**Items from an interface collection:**

┌──

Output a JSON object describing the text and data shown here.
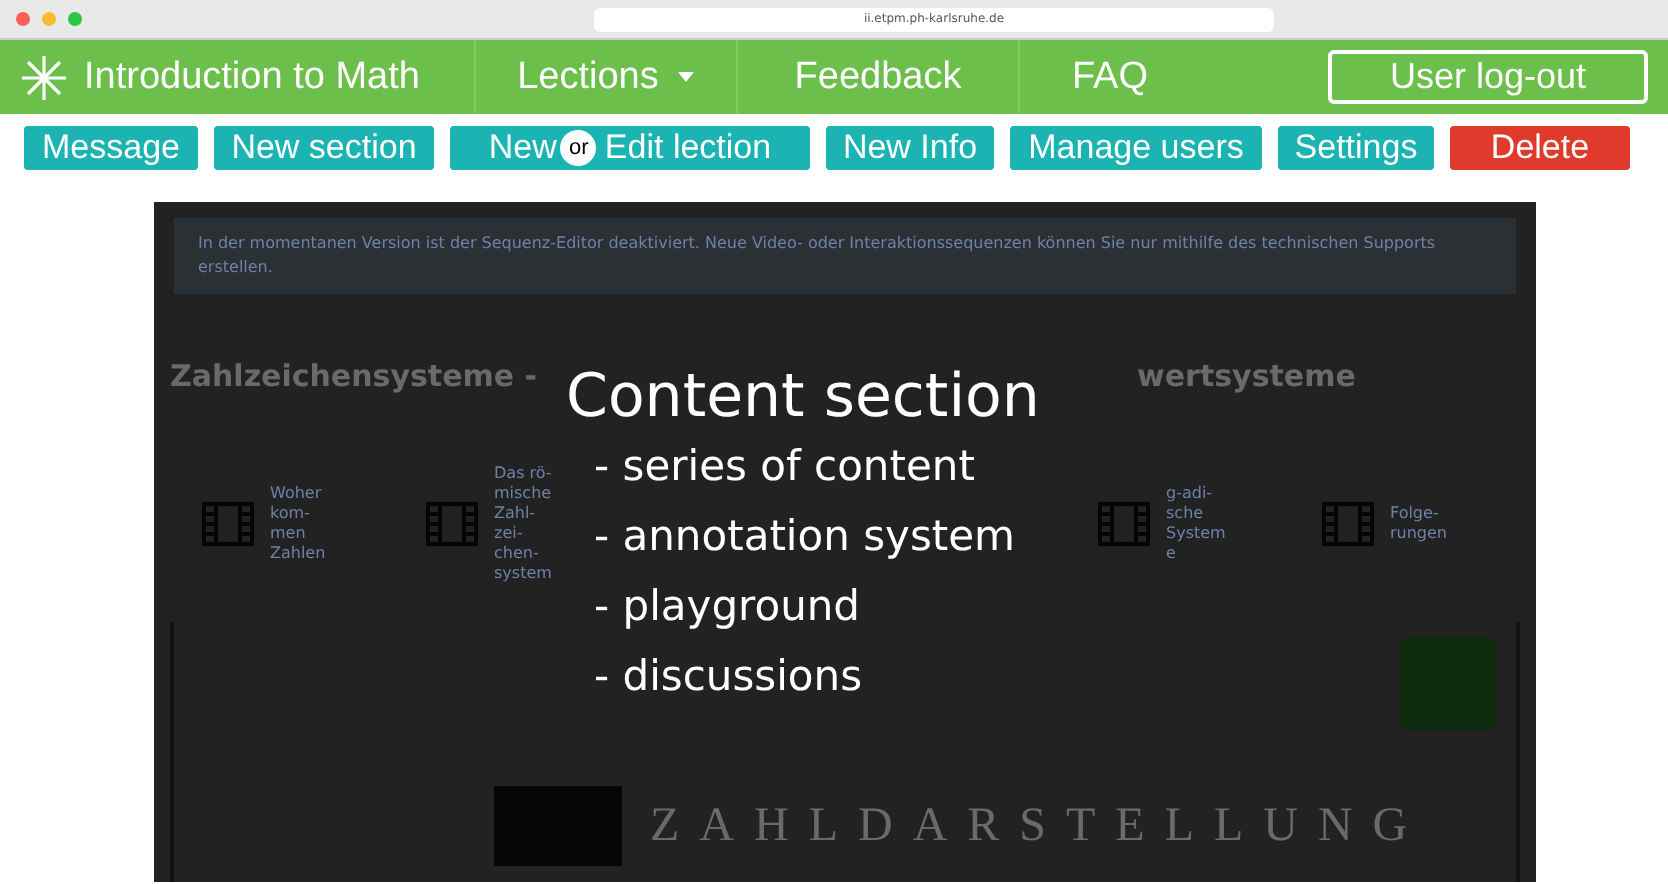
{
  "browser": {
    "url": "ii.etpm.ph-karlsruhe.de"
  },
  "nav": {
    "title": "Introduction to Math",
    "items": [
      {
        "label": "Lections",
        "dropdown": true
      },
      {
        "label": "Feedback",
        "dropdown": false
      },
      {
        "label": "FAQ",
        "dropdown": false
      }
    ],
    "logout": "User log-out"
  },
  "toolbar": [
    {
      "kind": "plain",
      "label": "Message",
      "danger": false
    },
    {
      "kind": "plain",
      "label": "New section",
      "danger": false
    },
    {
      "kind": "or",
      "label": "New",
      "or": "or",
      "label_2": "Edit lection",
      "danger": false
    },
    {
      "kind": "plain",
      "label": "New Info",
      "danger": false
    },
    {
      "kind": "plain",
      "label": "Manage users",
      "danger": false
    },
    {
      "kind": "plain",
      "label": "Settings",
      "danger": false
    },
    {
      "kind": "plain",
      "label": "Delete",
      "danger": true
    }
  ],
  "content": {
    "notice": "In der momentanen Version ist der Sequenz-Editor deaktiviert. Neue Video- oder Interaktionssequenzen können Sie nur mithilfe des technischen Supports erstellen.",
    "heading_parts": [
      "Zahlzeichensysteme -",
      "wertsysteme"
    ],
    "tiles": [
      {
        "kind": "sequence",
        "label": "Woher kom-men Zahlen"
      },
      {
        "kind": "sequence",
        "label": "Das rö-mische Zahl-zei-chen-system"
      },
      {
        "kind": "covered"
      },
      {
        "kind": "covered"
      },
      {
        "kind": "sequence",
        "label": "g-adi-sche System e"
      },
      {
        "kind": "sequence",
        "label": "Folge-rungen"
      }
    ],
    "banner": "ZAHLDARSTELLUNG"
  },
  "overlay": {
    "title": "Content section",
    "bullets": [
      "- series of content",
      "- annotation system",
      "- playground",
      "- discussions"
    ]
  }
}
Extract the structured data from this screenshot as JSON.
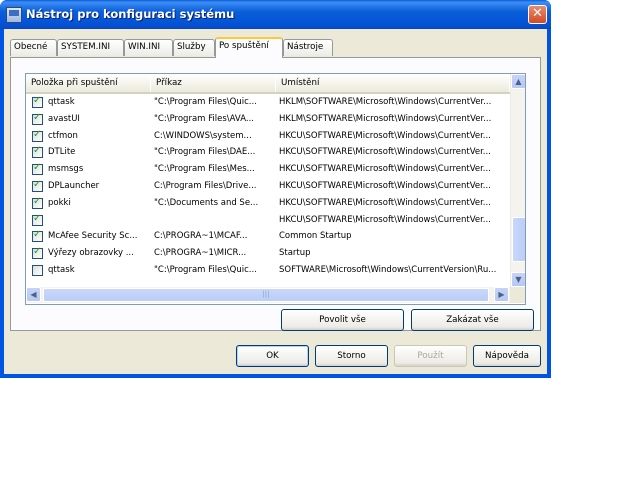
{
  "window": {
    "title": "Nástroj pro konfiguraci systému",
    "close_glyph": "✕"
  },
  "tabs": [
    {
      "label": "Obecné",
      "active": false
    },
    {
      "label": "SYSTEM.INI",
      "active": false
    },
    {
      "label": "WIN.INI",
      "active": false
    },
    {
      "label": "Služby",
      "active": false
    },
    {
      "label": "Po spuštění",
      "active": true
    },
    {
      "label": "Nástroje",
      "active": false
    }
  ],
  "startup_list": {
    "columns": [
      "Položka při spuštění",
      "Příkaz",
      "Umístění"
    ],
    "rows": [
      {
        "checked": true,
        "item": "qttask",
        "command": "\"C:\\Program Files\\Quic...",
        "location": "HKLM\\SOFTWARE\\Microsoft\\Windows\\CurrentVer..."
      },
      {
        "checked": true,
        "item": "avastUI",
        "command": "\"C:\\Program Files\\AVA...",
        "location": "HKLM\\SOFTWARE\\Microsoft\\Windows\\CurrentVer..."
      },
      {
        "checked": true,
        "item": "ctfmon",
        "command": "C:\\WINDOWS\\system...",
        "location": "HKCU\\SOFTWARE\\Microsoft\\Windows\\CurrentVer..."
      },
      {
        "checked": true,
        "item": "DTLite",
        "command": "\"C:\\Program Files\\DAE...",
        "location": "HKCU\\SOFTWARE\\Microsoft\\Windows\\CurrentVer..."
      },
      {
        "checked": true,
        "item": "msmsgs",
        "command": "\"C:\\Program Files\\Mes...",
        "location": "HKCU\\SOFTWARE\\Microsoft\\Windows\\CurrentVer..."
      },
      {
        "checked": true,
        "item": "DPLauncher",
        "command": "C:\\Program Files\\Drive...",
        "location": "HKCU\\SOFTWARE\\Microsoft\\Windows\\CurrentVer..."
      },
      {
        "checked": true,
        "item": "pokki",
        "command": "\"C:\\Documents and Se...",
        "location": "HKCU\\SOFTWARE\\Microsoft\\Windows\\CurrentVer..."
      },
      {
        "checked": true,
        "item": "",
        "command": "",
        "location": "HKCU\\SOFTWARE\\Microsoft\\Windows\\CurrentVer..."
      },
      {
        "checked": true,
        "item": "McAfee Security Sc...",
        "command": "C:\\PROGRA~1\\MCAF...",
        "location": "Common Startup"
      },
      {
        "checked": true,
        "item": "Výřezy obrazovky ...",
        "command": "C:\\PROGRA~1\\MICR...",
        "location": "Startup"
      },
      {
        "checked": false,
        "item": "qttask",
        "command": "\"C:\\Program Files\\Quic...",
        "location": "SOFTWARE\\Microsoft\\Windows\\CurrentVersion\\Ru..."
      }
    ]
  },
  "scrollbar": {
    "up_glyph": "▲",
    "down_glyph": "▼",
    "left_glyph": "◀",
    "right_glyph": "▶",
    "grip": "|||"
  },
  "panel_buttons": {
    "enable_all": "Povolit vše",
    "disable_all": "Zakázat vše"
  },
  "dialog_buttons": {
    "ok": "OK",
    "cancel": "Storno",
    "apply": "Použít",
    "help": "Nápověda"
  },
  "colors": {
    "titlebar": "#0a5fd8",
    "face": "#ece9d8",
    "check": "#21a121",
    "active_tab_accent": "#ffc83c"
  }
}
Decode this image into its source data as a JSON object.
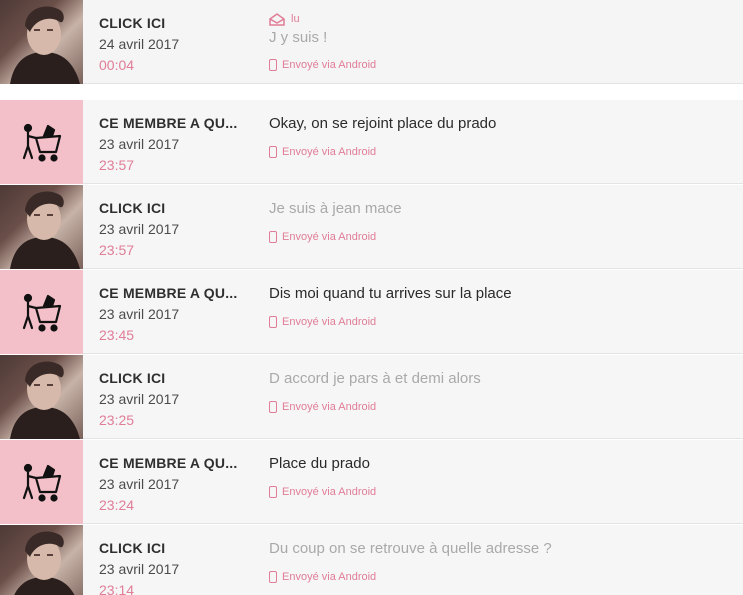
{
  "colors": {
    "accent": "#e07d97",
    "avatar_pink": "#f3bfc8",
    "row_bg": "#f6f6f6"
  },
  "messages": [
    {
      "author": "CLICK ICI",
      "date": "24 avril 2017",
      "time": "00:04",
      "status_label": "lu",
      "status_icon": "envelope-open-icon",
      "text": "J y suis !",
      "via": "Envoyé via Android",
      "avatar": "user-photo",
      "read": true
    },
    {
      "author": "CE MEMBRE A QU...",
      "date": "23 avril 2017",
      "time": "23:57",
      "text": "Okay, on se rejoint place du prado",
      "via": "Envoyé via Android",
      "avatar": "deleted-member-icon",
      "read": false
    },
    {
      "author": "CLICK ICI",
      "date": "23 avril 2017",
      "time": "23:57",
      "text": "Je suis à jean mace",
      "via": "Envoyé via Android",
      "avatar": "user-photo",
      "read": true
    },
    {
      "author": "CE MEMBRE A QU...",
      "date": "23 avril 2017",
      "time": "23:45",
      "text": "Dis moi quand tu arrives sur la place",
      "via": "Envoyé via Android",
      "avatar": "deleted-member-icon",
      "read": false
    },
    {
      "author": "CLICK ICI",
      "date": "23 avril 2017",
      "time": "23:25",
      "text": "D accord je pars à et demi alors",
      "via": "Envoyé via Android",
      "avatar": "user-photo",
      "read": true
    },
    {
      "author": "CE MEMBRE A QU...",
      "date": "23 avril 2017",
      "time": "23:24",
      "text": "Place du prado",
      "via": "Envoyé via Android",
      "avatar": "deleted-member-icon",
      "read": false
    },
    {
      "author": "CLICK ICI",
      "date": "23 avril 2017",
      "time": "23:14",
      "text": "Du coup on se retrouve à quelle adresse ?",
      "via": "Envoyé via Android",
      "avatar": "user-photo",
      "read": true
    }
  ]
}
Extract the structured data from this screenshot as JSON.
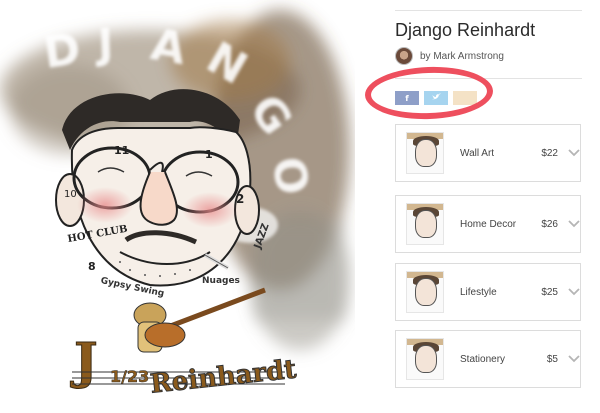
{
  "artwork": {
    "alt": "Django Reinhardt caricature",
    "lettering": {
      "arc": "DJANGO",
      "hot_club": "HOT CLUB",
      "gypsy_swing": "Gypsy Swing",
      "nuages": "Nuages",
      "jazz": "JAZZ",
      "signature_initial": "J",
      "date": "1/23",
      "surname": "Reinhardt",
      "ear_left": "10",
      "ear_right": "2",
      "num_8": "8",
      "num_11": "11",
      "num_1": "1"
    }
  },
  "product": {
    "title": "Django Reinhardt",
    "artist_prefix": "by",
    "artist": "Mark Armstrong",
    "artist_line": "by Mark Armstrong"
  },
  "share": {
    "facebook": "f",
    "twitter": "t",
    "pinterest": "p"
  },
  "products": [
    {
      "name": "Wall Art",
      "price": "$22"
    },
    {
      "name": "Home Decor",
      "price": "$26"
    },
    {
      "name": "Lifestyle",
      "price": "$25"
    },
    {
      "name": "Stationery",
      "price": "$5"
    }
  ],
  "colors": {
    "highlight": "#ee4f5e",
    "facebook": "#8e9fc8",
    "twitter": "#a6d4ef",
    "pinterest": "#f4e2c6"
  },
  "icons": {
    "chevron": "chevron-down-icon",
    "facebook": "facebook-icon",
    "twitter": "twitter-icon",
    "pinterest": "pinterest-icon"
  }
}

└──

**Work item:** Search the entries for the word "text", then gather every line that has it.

**Written answer:**
Output a JSON object describing the text and data shown here.
      "text": "J y suis !",
      "text": "Okay, on se rejoint place du prado",
      "text": "Je suis à jean mace",
      "text": "Dis moi quand tu arrives sur la place",
      "text": "D accord je pars à et demi alors",
      "text": "Place du prado",
      "text": "Du coup on se retrouve à quelle adresse ?",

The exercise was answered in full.